BEGIN RECORDS TO USE
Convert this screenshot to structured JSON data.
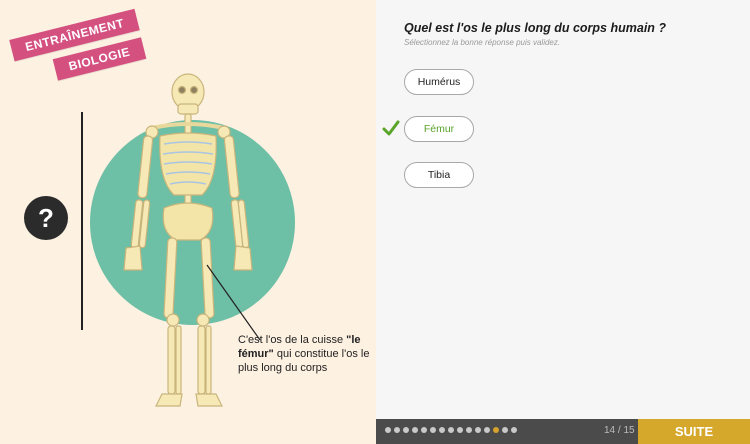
{
  "badge": {
    "line1": "ENTRAÎNEMENT",
    "line2": "BIOLOGIE"
  },
  "help": {
    "symbol": "?"
  },
  "caption": {
    "before": "C'est l'os de la cuisse ",
    "bold": "\"le fémur\"",
    "after": " qui constitue l'os le plus long du corps"
  },
  "question": {
    "title": "Quel est l'os le plus long du corps humain ?",
    "subtitle": "Sélectionnez la bonne réponse puis validez.",
    "answers": [
      "Humérus",
      "Fémur",
      "Tibia"
    ]
  },
  "progress": {
    "counter": "14 / 15",
    "current_index": 12,
    "total_dots": 15
  },
  "actions": {
    "next_label": "SUITE"
  },
  "colors": {
    "accent": "#d5a72a",
    "correct": "#5aa42a",
    "badge": "#d4517f",
    "circle": "#6dbfa6"
  }
}
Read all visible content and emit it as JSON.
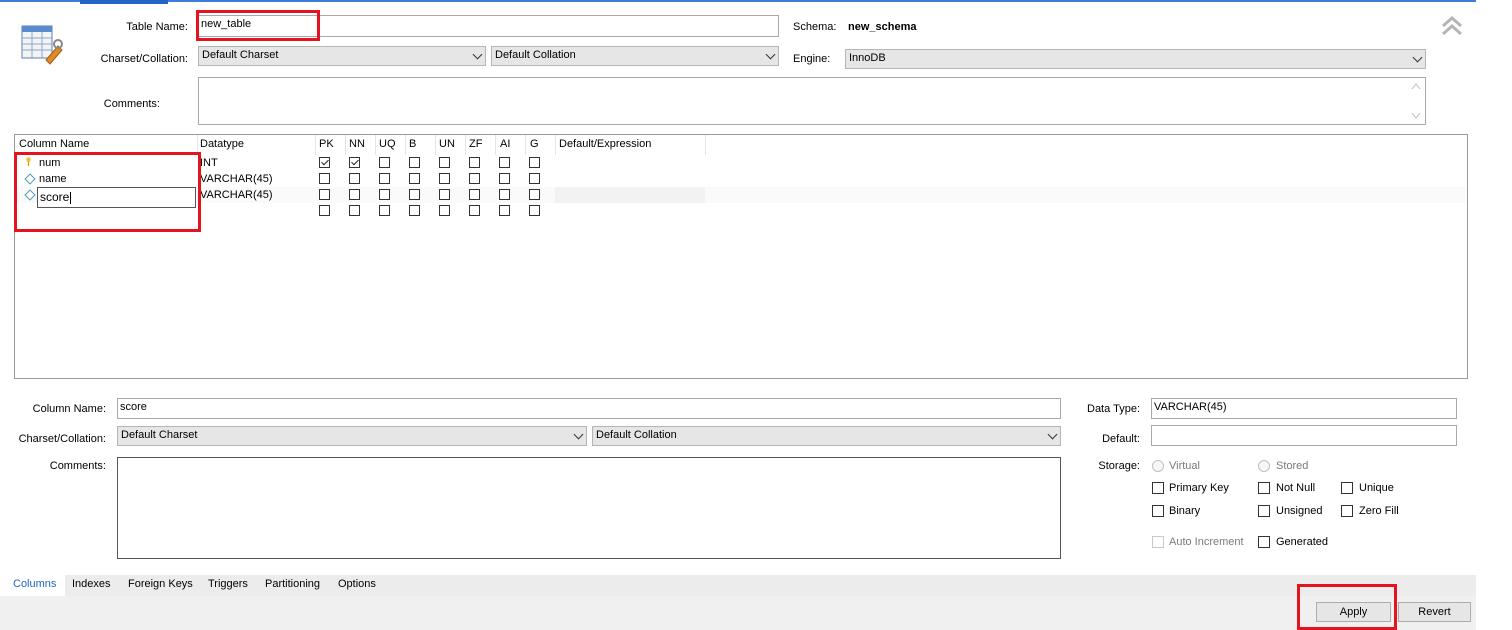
{
  "header": {
    "table_name_label": "Table Name:",
    "table_name_value": "new_table",
    "schema_label": "Schema:",
    "schema_value": "new_schema",
    "charset_label": "Charset/Collation:",
    "charset_value": "Default Charset",
    "collation_value": "Default Collation",
    "engine_label": "Engine:",
    "engine_value": "InnoDB",
    "comments_label": "Comments:"
  },
  "grid": {
    "headers": [
      "Column Name",
      "Datatype",
      "PK",
      "NN",
      "UQ",
      "B",
      "UN",
      "ZF",
      "AI",
      "G",
      "Default/Expression"
    ],
    "rows": [
      {
        "name": "num",
        "datatype": "INT",
        "flags": [
          true,
          true,
          false,
          false,
          false,
          false,
          false,
          false
        ]
      },
      {
        "name": "name",
        "datatype": "VARCHAR(45)",
        "flags": [
          false,
          false,
          false,
          false,
          false,
          false,
          false,
          false
        ]
      },
      {
        "name": "score",
        "datatype": "VARCHAR(45)",
        "flags": [
          false,
          false,
          false,
          false,
          false,
          false,
          false,
          false
        ]
      },
      {
        "name": "",
        "datatype": "",
        "flags": [
          false,
          false,
          false,
          false,
          false,
          false,
          false,
          false
        ]
      }
    ]
  },
  "details": {
    "column_name_label": "Column Name:",
    "column_name_value": "score",
    "charset_label": "Charset/Collation:",
    "charset_value": "Default Charset",
    "collation_value": "Default Collation",
    "comments_label": "Comments:",
    "data_type_label": "Data Type:",
    "data_type_value": "VARCHAR(45)",
    "default_label": "Default:",
    "storage_label": "Storage:",
    "virtual": "Virtual",
    "stored": "Stored",
    "primary_key": "Primary Key",
    "not_null": "Not Null",
    "unique": "Unique",
    "binary": "Binary",
    "unsigned": "Unsigned",
    "zero_fill": "Zero Fill",
    "auto_increment": "Auto Increment",
    "generated": "Generated"
  },
  "tabs": [
    "Columns",
    "Indexes",
    "Foreign Keys",
    "Triggers",
    "Partitioning",
    "Options"
  ],
  "buttons": {
    "apply": "Apply",
    "revert": "Revert"
  },
  "colors": {
    "accent": "#2166c5",
    "highlight": "#e3131f"
  }
}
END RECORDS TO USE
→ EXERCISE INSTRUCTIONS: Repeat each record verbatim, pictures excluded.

→ COMPLETED EXERCISE:
Convert this screenshot to structured JSON data.
{
  "badge": {
    "line1": "ENTRAÎNEMENT",
    "line2": "BIOLOGIE"
  },
  "help": {
    "symbol": "?"
  },
  "caption": {
    "before": "C'est l'os de la cuisse ",
    "bold": "\"le fémur\"",
    "after": " qui constitue l'os le plus long du corps"
  },
  "question": {
    "title": "Quel est l'os le plus long du corps humain ?",
    "subtitle": "Sélectionnez la bonne réponse puis validez.",
    "answers": [
      "Humérus",
      "Fémur",
      "Tibia"
    ]
  },
  "progress": {
    "counter": "14 / 15",
    "current_index": 12,
    "total_dots": 15
  },
  "actions": {
    "next_label": "SUITE"
  },
  "colors": {
    "accent": "#d5a72a",
    "correct": "#5aa42a",
    "badge": "#d4517f",
    "circle": "#6dbfa6"
  }
}
Read all visible content and emit it as JSON.
{
  "header": {
    "table_name_label": "Table Name:",
    "table_name_value": "new_table",
    "schema_label": "Schema:",
    "schema_value": "new_schema",
    "charset_label": "Charset/Collation:",
    "charset_value": "Default Charset",
    "collation_value": "Default Collation",
    "engine_label": "Engine:",
    "engine_value": "InnoDB",
    "comments_label": "Comments:"
  },
  "grid": {
    "headers": [
      "Column Name",
      "Datatype",
      "PK",
      "NN",
      "UQ",
      "B",
      "UN",
      "ZF",
      "AI",
      "G",
      "Default/Expression"
    ],
    "rows": [
      {
        "name": "num",
        "datatype": "INT",
        "flags": [
          true,
          true,
          false,
          false,
          false,
          false,
          false,
          false
        ]
      },
      {
        "name": "name",
        "datatype": "VARCHAR(45)",
        "flags": [
          false,
          false,
          false,
          false,
          false,
          false,
          false,
          false
        ]
      },
      {
        "name": "score",
        "datatype": "VARCHAR(45)",
        "flags": [
          false,
          false,
          false,
          false,
          false,
          false,
          false,
          false
        ]
      },
      {
        "name": "",
        "datatype": "",
        "flags": [
          false,
          false,
          false,
          false,
          false,
          false,
          false,
          false
        ]
      }
    ]
  },
  "details": {
    "column_name_label": "Column Name:",
    "column_name_value": "score",
    "charset_label": "Charset/Collation:",
    "charset_value": "Default Charset",
    "collation_value": "Default Collation",
    "comments_label": "Comments:",
    "data_type_label": "Data Type:",
    "data_type_value": "VARCHAR(45)",
    "default_label": "Default:",
    "storage_label": "Storage:",
    "virtual": "Virtual",
    "stored": "Stored",
    "primary_key": "Primary Key",
    "not_null": "Not Null",
    "unique": "Unique",
    "binary": "Binary",
    "unsigned": "Unsigned",
    "zero_fill": "Zero Fill",
    "auto_increment": "Auto Increment",
    "generated": "Generated"
  },
  "tabs": [
    "Columns",
    "Indexes",
    "Foreign Keys",
    "Triggers",
    "Partitioning",
    "Options"
  ],
  "buttons": {
    "apply": "Apply",
    "revert": "Revert"
  },
  "colors": {
    "accent": "#2166c5",
    "highlight": "#e3131f"
  }
}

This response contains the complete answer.